Then started studies in Electrical Engineering at the Technische University of Berlin.

Was member of Jewish Sports Club Hakoah; played soccer on the 2nd team. One member on the 1rst team was Hans Rosenthal, later well-known on radio and TV.

Was member of Jewish Student Association

During demonstration against theatre appearance of actor Werner Krauss (well-known from anti-semitic war-time film "Jud Suess") from Austria, I received head injuries through police beatings. Both Hans Rosenthal and Rabbi Levinson were at my side when a newspaper picture was taken.

My family decided to start a new life in another country. Early in 1948, with the aid of the International Refugee Organization (IRO), my father immigrated to the USA, specifically San Francisco I Oakland area in California.

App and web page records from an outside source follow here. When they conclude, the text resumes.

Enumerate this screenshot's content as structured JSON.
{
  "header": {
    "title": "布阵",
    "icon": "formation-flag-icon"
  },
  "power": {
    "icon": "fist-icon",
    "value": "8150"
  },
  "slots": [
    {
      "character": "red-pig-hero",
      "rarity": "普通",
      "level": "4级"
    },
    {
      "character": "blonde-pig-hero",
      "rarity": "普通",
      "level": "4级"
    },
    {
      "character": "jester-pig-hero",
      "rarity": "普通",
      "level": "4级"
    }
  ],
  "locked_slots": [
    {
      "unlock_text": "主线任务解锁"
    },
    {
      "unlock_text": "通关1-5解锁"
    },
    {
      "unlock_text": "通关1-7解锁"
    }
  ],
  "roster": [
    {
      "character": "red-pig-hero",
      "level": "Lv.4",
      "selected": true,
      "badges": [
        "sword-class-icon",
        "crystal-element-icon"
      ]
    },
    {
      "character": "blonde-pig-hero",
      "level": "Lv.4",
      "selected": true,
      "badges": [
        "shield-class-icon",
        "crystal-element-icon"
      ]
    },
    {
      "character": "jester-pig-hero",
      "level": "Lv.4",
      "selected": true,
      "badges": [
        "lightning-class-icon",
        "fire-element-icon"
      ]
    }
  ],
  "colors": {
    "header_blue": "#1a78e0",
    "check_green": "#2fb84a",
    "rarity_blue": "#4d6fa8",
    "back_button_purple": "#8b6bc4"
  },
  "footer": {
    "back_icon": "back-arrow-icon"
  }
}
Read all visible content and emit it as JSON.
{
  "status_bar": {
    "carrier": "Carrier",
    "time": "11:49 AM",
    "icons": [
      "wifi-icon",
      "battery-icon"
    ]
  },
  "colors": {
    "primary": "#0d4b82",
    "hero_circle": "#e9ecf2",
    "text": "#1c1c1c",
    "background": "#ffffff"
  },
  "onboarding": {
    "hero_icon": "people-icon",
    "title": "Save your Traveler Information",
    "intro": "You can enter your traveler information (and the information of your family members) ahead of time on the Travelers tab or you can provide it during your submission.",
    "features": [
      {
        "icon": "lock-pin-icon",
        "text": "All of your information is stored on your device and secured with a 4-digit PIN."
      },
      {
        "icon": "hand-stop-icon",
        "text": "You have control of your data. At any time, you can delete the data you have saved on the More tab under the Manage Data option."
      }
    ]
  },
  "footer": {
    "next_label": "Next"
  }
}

Because of 10 years separation my father wanted to visit us in Berlin. But because of the Soviet blockade of Berlin at that time, he could not fly. Continuing separation from his family drove my father to desperation and suicide in 1948. The sad irony is, that the immigration procedures for my mother and myself to join my father in the USA were almost completed.

My mother now suggested that I try immigration on my own. Immigration to the USA was turned down, since under US-IRQ rules I did not qualify as a displaced person (DP), although I was sponsored through a Bursary at Michigan State University. I was then sponsored by the World University Service, which allowed me to immigrate to Canada in 1951.

I first spent 2 weeks in DP Camp Ludwigsburg north of Stuttgart. Then I was 2 weeks in Bremen Lesum (American Camp for emigrants) waiting for the IRQ ship "Goya". The ship voyage took 9 days, through fogy English Chanel and sometimes very stormy October weather on the Atlantic Ocean. Our ship landed at Pier 21 in Halifax. Following a train trip to Toronto and then to Hamilton, students from McMaster University looked after me.

They were unable to get me engineering work, but arranged work at Mountain Sanatorium in Hamilton, where I first worked for 1/2 year. Then as summer student for Ontario Hydro with station maintenance in Stratford, Ontario. During my studies I also worked as summer student at Ontario Hydro Research and CAMESA. During my study time and summer student time I lived at Campus Co-op Rochedale house on Huron Street, Toronto. I completed my university education at the University of Toronto in Electrical Engineering and graduated in 1957 with BASe.

I worked with the electrical power company in the province of Ontario, Ontario Hydro, from
1957 to 1993. With summer student employment at Ontario Hydro, I was with this company
40 years less one month.

I am supporter of Yad Vashem, Friends of Simon Wiesenthal Centre of Holocaust Studies, and similar organizations. At Earl Bales Park in Toronto, at the Holocaust memorial, the name of my Aunt Emma Knopf is inscribed, also those of my parents as survivors.

In 1995 I was interviewed for Spielberg's Visual History Foundation "Survivors of the
Shoah".

Since 1957 I was also involved with the Canadian Forces Reserves in Signals, now called Communication & Electronics and Signals again. From 1982 to 1985 I was Commanding Officer of 709 Communication Regiment. Now I am Honorary Lieutenant-Colonel for a unit north of Toronto since 1985. On 1 May 2010 I retired from the Canadian Forces Reserves after a total of 52 years. The honours and awards received include the Canadian Forces Decoration with Fourth Clasp,Queen's Silver Jubilee Medal, Queen's Golden Jubilee Medal, Queen's Diamond Jubilee Medal and CFCC Commander's' Commendation.

Other activities in retirement involve the Royal Canadian legion Fort York Branch, where I published a newsletter every two months until 2012; the University of Toronto Alumni Association Soldiers' Tower Committee, where we arrange the annual Remembrance Day Service among other things (I received U ofT's Arbor Award); President of the Canadian Forces Communication & Electronics Association Council since 1999, member of the Conference of Defence Associations; and member of the Armed Forces Communications and Electronics Association (AFCEA) plus Life member of The Signallers Club of Canada, "Friend ofthe Museum" Military Communications & Electronics Museum and member of Jimmy & Associates.

I married in 1956, but separated in 1970. I have two children, Ann, born 1957, and David, born 1963. Both live in Toronto, Canada.